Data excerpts
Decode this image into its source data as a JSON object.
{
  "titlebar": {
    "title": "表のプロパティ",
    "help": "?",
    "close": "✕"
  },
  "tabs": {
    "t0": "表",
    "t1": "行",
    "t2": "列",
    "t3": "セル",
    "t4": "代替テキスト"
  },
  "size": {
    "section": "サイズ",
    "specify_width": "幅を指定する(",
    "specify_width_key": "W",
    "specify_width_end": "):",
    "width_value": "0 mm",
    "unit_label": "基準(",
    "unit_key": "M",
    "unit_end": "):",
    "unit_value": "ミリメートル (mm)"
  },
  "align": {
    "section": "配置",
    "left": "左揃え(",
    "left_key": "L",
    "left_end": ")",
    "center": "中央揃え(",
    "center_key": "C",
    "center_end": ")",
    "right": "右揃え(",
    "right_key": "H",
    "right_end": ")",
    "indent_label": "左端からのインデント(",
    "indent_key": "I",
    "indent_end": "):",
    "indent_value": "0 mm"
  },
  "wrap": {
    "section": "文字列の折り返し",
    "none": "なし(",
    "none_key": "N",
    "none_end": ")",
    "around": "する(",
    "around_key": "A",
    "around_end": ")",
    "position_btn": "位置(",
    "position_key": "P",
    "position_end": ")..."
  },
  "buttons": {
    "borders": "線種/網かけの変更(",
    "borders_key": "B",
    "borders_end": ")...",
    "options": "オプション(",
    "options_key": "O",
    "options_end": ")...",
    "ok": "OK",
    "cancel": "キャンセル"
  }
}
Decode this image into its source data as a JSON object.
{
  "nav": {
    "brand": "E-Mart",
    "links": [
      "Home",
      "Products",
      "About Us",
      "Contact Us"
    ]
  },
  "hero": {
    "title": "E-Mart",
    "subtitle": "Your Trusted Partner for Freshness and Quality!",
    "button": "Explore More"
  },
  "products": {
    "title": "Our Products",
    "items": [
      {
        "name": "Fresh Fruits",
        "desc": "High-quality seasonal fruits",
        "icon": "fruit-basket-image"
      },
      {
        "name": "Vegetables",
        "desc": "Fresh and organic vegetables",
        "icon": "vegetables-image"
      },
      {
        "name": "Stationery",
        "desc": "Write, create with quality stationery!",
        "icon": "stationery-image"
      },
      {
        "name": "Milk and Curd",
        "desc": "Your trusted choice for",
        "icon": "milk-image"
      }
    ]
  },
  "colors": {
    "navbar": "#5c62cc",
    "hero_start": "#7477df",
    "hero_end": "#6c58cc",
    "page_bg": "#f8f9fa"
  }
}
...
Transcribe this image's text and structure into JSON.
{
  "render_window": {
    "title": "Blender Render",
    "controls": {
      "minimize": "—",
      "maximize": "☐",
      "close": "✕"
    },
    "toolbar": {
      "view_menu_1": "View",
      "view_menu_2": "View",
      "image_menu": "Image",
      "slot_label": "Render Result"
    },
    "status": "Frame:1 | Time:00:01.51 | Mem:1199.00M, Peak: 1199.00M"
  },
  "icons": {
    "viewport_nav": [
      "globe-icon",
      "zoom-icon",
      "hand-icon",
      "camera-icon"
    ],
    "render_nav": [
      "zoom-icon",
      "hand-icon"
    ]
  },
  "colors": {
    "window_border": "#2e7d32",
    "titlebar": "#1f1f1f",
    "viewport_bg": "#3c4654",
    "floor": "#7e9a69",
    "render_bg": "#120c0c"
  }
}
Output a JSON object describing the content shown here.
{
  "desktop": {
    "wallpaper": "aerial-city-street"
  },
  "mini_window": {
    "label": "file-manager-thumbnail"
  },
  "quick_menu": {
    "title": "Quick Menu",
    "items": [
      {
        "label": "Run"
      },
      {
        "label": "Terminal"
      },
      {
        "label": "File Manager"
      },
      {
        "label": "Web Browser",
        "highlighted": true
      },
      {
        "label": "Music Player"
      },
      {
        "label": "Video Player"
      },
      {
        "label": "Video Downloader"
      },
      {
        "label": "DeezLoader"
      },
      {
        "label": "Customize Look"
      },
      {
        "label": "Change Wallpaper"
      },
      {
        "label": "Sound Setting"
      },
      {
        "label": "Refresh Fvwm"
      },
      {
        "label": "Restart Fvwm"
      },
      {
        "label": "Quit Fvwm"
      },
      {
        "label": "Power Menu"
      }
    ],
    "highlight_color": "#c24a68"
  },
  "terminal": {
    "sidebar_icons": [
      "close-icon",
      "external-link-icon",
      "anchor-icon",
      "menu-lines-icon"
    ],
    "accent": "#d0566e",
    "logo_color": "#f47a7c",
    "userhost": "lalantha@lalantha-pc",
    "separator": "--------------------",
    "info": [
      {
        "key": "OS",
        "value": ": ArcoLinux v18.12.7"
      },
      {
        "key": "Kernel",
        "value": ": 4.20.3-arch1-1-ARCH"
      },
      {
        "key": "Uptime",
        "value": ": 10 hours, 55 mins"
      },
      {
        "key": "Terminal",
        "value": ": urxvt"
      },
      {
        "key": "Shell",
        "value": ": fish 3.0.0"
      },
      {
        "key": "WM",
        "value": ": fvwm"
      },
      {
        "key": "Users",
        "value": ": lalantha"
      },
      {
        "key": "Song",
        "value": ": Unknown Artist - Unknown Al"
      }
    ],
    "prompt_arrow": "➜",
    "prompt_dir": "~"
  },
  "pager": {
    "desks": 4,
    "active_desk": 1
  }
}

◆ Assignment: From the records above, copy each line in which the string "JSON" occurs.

◆ Solution:
Decode this image into its source data as a JSON object.
Decode this image into its source data as a JSON object.
Transcribe this image's text and structure into JSON.
Output a JSON object describing the content shown here.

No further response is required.